The task: Print out all of the data below, keeping it identical to the original.

Records for the task:
--*--

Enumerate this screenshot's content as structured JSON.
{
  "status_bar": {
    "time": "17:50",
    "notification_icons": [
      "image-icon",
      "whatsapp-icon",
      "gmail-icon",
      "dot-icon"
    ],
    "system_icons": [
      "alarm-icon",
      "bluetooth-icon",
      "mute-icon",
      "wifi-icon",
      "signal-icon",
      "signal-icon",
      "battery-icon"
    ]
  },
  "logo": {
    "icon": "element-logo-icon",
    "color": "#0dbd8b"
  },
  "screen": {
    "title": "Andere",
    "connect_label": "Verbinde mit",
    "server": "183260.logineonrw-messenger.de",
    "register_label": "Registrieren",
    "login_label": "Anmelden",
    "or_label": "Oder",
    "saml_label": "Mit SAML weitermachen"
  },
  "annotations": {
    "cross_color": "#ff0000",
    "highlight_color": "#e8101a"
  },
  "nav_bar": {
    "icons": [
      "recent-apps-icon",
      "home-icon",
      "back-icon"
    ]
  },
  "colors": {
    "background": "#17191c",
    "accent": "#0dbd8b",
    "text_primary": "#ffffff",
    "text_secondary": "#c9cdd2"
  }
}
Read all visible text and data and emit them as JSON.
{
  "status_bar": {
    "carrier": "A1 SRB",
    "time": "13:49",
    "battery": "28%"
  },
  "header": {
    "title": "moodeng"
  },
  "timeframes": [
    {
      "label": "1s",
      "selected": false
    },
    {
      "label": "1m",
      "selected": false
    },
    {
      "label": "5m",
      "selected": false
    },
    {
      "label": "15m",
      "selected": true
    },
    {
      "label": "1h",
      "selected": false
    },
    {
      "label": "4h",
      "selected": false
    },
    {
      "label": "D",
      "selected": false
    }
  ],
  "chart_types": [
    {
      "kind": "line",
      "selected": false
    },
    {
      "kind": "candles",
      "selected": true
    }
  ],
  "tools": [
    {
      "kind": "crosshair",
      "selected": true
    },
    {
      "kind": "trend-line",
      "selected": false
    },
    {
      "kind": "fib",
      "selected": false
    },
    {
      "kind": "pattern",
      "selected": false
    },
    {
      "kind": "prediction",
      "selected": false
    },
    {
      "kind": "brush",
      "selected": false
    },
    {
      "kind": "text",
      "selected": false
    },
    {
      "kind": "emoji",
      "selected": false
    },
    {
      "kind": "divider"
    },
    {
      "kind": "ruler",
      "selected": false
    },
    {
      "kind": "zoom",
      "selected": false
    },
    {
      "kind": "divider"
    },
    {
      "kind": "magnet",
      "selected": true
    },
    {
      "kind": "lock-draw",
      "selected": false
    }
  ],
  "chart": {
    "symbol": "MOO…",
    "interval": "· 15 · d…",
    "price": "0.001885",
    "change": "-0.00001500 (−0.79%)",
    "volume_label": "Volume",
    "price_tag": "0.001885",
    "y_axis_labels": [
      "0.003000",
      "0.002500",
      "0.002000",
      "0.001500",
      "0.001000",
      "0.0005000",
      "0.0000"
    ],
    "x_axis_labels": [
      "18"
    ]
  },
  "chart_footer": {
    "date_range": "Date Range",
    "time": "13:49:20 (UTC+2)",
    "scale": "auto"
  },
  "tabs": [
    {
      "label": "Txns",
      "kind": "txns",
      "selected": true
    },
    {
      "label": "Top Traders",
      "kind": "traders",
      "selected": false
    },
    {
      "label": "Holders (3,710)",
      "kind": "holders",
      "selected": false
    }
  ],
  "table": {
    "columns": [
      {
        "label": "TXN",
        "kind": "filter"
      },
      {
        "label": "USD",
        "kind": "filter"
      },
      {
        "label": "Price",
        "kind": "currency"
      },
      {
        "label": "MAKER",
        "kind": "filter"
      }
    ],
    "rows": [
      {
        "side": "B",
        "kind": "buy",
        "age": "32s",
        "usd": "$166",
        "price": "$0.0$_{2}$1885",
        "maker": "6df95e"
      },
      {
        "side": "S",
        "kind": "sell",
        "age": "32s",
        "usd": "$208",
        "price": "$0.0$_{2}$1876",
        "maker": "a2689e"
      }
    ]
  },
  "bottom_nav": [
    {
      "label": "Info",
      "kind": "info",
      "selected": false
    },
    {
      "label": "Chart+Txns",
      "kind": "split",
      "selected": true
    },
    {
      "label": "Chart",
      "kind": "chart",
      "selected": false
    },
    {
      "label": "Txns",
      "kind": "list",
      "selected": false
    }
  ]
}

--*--

Answer to this exercise:
Enumerate this screenshot's content as structured JSON.
{
  "status_bar": {
    "time": "17:50",
    "notification_icons": [
      "image-icon",
      "whatsapp-icon",
      "gmail-icon",
      "dot-icon"
    ],
    "system_icons": [
      "alarm-icon",
      "bluetooth-icon",
      "mute-icon",
      "wifi-icon",
      "signal-icon",
      "signal-icon",
      "battery-icon"
    ]
  },
  "logo": {
    "icon": "element-logo-icon",
    "color": "#0dbd8b"
  },
  "screen": {
    "title": "Andere",
    "connect_label": "Verbinde mit",
    "server": "183260.logineonrw-messenger.de",
    "register_label": "Registrieren",
    "login_label": "Anmelden",
    "or_label": "Oder",
    "saml_label": "Mit SAML weitermachen"
  },
  "annotations": {
    "cross_color": "#ff0000",
    "highlight_color": "#e8101a"
  },
  "nav_bar": {
    "icons": [
      "recent-apps-icon",
      "home-icon",
      "back-icon"
    ]
  },
  "colors": {
    "background": "#17191c",
    "accent": "#0dbd8b",
    "text_primary": "#ffffff",
    "text_secondary": "#c9cdd2"
  }
}
Read all visible text and data and emit them as JSON.
{
  "status_bar": {
    "carrier": "A1 SRB",
    "time": "13:49",
    "battery": "28%"
  },
  "header": {
    "title": "moodeng"
  },
  "timeframes": [
    {
      "label": "1s",
      "selected": false
    },
    {
      "label": "1m",
      "selected": false
    },
    {
      "label": "5m",
      "selected": false
    },
    {
      "label": "15m",
      "selected": true
    },
    {
      "label": "1h",
      "selected": false
    },
    {
      "label": "4h",
      "selected": false
    },
    {
      "label": "D",
      "selected": false
    }
  ],
  "chart_types": [
    {
      "kind": "line",
      "selected": false
    },
    {
      "kind": "candles",
      "selected": true
    }
  ],
  "tools": [
    {
      "kind": "crosshair",
      "selected": true
    },
    {
      "kind": "trend-line",
      "selected": false
    },
    {
      "kind": "fib",
      "selected": false
    },
    {
      "kind": "pattern",
      "selected": false
    },
    {
      "kind": "prediction",
      "selected": false
    },
    {
      "kind": "brush",
      "selected": false
    },
    {
      "kind": "text",
      "selected": false
    },
    {
      "kind": "emoji",
      "selected": false
    },
    {
      "kind": "divider"
    },
    {
      "kind": "ruler",
      "selected": false
    },
    {
      "kind": "zoom",
      "selected": false
    },
    {
      "kind": "divider"
    },
    {
      "kind": "magnet",
      "selected": true
    },
    {
      "kind": "lock-draw",
      "selected": false
    }
  ],
  "chart": {
    "symbol": "MOO…",
    "interval": "· 15 · d…",
    "price": "0.001885",
    "change": "-0.00001500 (−0.79%)",
    "volume_label": "Volume",
    "price_tag": "0.001885",
    "y_axis_labels": [
      "0.003000",
      "0.002500",
      "0.002000",
      "0.001500",
      "0.001000",
      "0.0005000",
      "0.0000"
    ],
    "x_axis_labels": [
      "18"
    ]
  },
  "chart_footer": {
    "date_range": "Date Range",
    "time": "13:49:20 (UTC+2)",
    "scale": "auto"
  },
  "tabs": [
    {
      "label": "Txns",
      "kind": "txns",
      "selected": true
    },
    {
      "label": "Top Traders",
      "kind": "traders",
      "selected": false
    },
    {
      "label": "Holders (3,710)",
      "kind": "holders",
      "selected": false
    }
  ],
  "table": {
    "columns": [
      {
        "label": "TXN",
        "kind": "filter"
      },
      {
        "label": "USD",
        "kind": "filter"
      },
      {
        "label": "Price",
        "kind": "currency"
      },
      {
        "label": "MAKER",
        "kind": "filter"
      }
    ],
    "rows": [
      {
        "side": "B",
        "kind": "buy",
        "age": "32s",
        "usd": "$166",
        "price": "$0.0$_{2}$1885",
        "maker": "6df95e"
      },
      {
        "side": "S",
        "kind": "sell",
        "age": "32s",
        "usd": "$208",
        "price": "$0.0$_{2}$1876",
        "maker": "a2689e"
      }
    ]
  },
  "bottom_nav": [
    {
      "label": "Info",
      "kind": "info",
      "selected": false
    },
    {
      "label": "Chart+Txns",
      "kind": "split",
      "selected": true
    },
    {
      "label": "Chart",
      "kind": "chart",
      "selected": false
    },
    {
      "label": "Txns",
      "kind": "list",
      "selected": false
    }
  ]
}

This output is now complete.